Work task: Set the records down again. Match every line exactly.

Exercise data:
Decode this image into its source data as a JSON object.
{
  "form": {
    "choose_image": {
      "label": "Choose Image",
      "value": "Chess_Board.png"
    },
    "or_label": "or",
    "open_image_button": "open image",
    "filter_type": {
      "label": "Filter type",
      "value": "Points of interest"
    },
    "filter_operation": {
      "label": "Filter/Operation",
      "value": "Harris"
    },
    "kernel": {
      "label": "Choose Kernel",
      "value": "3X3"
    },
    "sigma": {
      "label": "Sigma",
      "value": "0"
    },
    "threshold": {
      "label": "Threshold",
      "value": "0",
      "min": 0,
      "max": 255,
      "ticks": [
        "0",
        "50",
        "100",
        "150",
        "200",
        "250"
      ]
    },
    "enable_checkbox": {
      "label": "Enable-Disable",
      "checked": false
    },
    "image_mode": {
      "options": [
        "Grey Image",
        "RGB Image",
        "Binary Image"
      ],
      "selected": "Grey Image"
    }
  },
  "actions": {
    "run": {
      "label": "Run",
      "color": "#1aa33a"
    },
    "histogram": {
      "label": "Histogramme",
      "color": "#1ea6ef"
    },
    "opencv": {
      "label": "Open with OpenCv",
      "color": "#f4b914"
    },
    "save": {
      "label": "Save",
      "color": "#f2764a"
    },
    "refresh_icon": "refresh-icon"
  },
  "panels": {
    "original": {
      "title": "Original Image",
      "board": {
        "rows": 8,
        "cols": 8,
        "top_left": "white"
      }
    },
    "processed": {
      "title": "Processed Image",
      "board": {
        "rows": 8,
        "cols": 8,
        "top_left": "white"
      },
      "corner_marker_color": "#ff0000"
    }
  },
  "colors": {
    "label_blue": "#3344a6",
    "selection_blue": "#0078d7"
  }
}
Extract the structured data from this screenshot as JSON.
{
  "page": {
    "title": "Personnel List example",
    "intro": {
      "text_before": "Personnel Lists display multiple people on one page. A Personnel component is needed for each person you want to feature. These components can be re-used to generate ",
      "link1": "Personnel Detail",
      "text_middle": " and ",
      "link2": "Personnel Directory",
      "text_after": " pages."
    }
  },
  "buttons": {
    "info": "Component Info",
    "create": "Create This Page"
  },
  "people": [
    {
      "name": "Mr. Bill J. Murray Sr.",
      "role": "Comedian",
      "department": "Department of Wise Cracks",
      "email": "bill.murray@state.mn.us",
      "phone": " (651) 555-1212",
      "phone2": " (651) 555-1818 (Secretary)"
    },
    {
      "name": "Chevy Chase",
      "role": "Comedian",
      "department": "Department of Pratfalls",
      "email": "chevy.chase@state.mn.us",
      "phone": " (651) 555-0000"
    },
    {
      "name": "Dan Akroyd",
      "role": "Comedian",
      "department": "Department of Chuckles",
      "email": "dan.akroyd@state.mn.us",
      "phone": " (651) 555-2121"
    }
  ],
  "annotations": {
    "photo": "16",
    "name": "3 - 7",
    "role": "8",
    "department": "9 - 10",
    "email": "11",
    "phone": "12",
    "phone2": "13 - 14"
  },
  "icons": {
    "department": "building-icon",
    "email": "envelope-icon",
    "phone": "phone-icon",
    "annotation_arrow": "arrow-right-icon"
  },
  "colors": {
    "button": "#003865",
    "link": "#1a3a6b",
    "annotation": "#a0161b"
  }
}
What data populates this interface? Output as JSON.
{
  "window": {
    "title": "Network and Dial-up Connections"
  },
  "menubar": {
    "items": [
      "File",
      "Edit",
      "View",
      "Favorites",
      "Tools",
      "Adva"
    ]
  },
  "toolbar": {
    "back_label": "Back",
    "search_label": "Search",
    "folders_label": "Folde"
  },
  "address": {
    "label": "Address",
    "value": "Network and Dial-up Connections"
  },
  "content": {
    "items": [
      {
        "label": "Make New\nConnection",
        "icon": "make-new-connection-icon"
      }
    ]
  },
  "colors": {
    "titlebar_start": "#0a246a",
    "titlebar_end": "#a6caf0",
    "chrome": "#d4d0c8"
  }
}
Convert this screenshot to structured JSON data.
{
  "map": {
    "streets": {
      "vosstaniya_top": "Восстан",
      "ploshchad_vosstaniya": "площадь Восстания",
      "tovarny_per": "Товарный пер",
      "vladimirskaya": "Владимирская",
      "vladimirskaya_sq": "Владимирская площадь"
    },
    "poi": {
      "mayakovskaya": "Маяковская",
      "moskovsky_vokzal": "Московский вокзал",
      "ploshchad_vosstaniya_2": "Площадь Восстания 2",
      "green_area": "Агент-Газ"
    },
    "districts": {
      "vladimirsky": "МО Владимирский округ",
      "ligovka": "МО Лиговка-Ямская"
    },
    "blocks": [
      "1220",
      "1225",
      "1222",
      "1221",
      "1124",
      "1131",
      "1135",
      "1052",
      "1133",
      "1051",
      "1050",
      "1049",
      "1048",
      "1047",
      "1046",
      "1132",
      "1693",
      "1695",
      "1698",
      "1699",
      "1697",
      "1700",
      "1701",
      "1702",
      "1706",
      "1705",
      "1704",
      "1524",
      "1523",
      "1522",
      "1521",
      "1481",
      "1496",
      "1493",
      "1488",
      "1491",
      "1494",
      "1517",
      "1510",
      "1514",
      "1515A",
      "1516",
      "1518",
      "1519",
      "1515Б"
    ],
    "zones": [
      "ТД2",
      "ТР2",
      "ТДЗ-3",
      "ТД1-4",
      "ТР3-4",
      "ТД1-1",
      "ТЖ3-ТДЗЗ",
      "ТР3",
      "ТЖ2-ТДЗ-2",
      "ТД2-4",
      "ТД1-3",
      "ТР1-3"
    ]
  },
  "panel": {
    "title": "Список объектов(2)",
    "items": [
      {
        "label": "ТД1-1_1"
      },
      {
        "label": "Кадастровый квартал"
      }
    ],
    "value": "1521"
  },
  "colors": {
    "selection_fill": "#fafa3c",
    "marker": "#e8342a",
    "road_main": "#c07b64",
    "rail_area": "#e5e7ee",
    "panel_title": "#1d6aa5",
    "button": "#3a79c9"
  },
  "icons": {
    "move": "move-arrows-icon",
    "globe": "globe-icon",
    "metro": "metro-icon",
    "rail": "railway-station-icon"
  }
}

Output for this task:
Decode this image into its source data as a JSON object.
{
  "form": {
    "choose_image": {
      "label": "Choose Image",
      "value": "Chess_Board.png"
    },
    "or_label": "or",
    "open_image_button": "open image",
    "filter_type": {
      "label": "Filter type",
      "value": "Points of interest"
    },
    "filter_operation": {
      "label": "Filter/Operation",
      "value": "Harris"
    },
    "kernel": {
      "label": "Choose Kernel",
      "value": "3X3"
    },
    "sigma": {
      "label": "Sigma",
      "value": "0"
    },
    "threshold": {
      "label": "Threshold",
      "value": "0",
      "min": 0,
      "max": 255,
      "ticks": [
        "0",
        "50",
        "100",
        "150",
        "200",
        "250"
      ]
    },
    "enable_checkbox": {
      "label": "Enable-Disable",
      "checked": false
    },
    "image_mode": {
      "options": [
        "Grey Image",
        "RGB Image",
        "Binary Image"
      ],
      "selected": "Grey Image"
    }
  },
  "actions": {
    "run": {
      "label": "Run",
      "color": "#1aa33a"
    },
    "histogram": {
      "label": "Histogramme",
      "color": "#1ea6ef"
    },
    "opencv": {
      "label": "Open with OpenCv",
      "color": "#f4b914"
    },
    "save": {
      "label": "Save",
      "color": "#f2764a"
    },
    "refresh_icon": "refresh-icon"
  },
  "panels": {
    "original": {
      "title": "Original Image",
      "board": {
        "rows": 8,
        "cols": 8,
        "top_left": "white"
      }
    },
    "processed": {
      "title": "Processed Image",
      "board": {
        "rows": 8,
        "cols": 8,
        "top_left": "white"
      },
      "corner_marker_color": "#ff0000"
    }
  },
  "colors": {
    "label_blue": "#3344a6",
    "selection_blue": "#0078d7"
  }
}
Extract the structured data from this screenshot as JSON.
{
  "page": {
    "title": "Personnel List example",
    "intro": {
      "text_before": "Personnel Lists display multiple people on one page. A Personnel component is needed for each person you want to feature. These components can be re-used to generate ",
      "link1": "Personnel Detail",
      "text_middle": " and ",
      "link2": "Personnel Directory",
      "text_after": " pages."
    }
  },
  "buttons": {
    "info": "Component Info",
    "create": "Create This Page"
  },
  "people": [
    {
      "name": "Mr. Bill J. Murray Sr.",
      "role": "Comedian",
      "department": "Department of Wise Cracks",
      "email": "bill.murray@state.mn.us",
      "phone": " (651) 555-1212",
      "phone2": " (651) 555-1818 (Secretary)"
    },
    {
      "name": "Chevy Chase",
      "role": "Comedian",
      "department": "Department of Pratfalls",
      "email": "chevy.chase@state.mn.us",
      "phone": " (651) 555-0000"
    },
    {
      "name": "Dan Akroyd",
      "role": "Comedian",
      "department": "Department of Chuckles",
      "email": "dan.akroyd@state.mn.us",
      "phone": " (651) 555-2121"
    }
  ],
  "annotations": {
    "photo": "16",
    "name": "3 - 7",
    "role": "8",
    "department": "9 - 10",
    "email": "11",
    "phone": "12",
    "phone2": "13 - 14"
  },
  "icons": {
    "department": "building-icon",
    "email": "envelope-icon",
    "phone": "phone-icon",
    "annotation_arrow": "arrow-right-icon"
  },
  "colors": {
    "button": "#003865",
    "link": "#1a3a6b",
    "annotation": "#a0161b"
  }
}
What data populates this interface? Output as JSON.
{
  "window": {
    "title": "Network and Dial-up Connections"
  },
  "menubar": {
    "items": [
      "File",
      "Edit",
      "View",
      "Favorites",
      "Tools",
      "Adva"
    ]
  },
  "toolbar": {
    "back_label": "Back",
    "search_label": "Search",
    "folders_label": "Folde"
  },
  "address": {
    "label": "Address",
    "value": "Network and Dial-up Connections"
  },
  "content": {
    "items": [
      {
        "label": "Make New\nConnection",
        "icon": "make-new-connection-icon"
      }
    ]
  },
  "colors": {
    "titlebar_start": "#0a246a",
    "titlebar_end": "#a6caf0",
    "chrome": "#d4d0c8"
  }
}
Convert this screenshot to structured JSON data.
{
  "map": {
    "streets": {
      "vosstaniya_top": "Восстан",
      "ploshchad_vosstaniya": "площадь Восстания",
      "tovarny_per": "Товарный пер",
      "vladimirskaya": "Владимирская",
      "vladimirskaya_sq": "Владимирская площадь"
    },
    "poi": {
      "mayakovskaya": "Маяковская",
      "moskovsky_vokzal": "Московский вокзал",
      "ploshchad_vosstaniya_2": "Площадь Восстания 2",
      "green_area": "Агент-Газ"
    },
    "districts": {
      "vladimirsky": "МО Владимирский округ",
      "ligovka": "МО Лиговка-Ямская"
    },
    "blocks": [
      "1220",
      "1225",
      "1222",
      "1221",
      "1124",
      "1131",
      "1135",
      "1052",
      "1133",
      "1051",
      "1050",
      "1049",
      "1048",
      "1047",
      "1046",
      "1132",
      "1693",
      "1695",
      "1698",
      "1699",
      "1697",
      "1700",
      "1701",
      "1702",
      "1706",
      "1705",
      "1704",
      "1524",
      "1523",
      "1522",
      "1521",
      "1481",
      "1496",
      "1493",
      "1488",
      "1491",
      "1494",
      "1517",
      "1510",
      "1514",
      "1515A",
      "1516",
      "1518",
      "1519",
      "1515Б"
    ],
    "zones": [
      "ТД2",
      "ТР2",
      "ТДЗ-3",
      "ТД1-4",
      "ТР3-4",
      "ТД1-1",
      "ТЖ3-ТДЗЗ",
      "ТР3",
      "ТЖ2-ТДЗ-2",
      "ТД2-4",
      "ТД1-3",
      "ТР1-3"
    ]
  },
  "panel": {
    "title": "Список объектов(2)",
    "items": [
      {
        "label": "ТД1-1_1"
      },
      {
        "label": "Кадастровый квартал"
      }
    ],
    "value": "1521"
  },
  "colors": {
    "selection_fill": "#fafa3c",
    "marker": "#e8342a",
    "road_main": "#c07b64",
    "rail_area": "#e5e7ee",
    "panel_title": "#1d6aa5",
    "button": "#3a79c9"
  },
  "icons": {
    "move": "move-arrows-icon",
    "globe": "globe-icon",
    "metro": "metro-icon",
    "rail": "railway-station-icon"
  }
}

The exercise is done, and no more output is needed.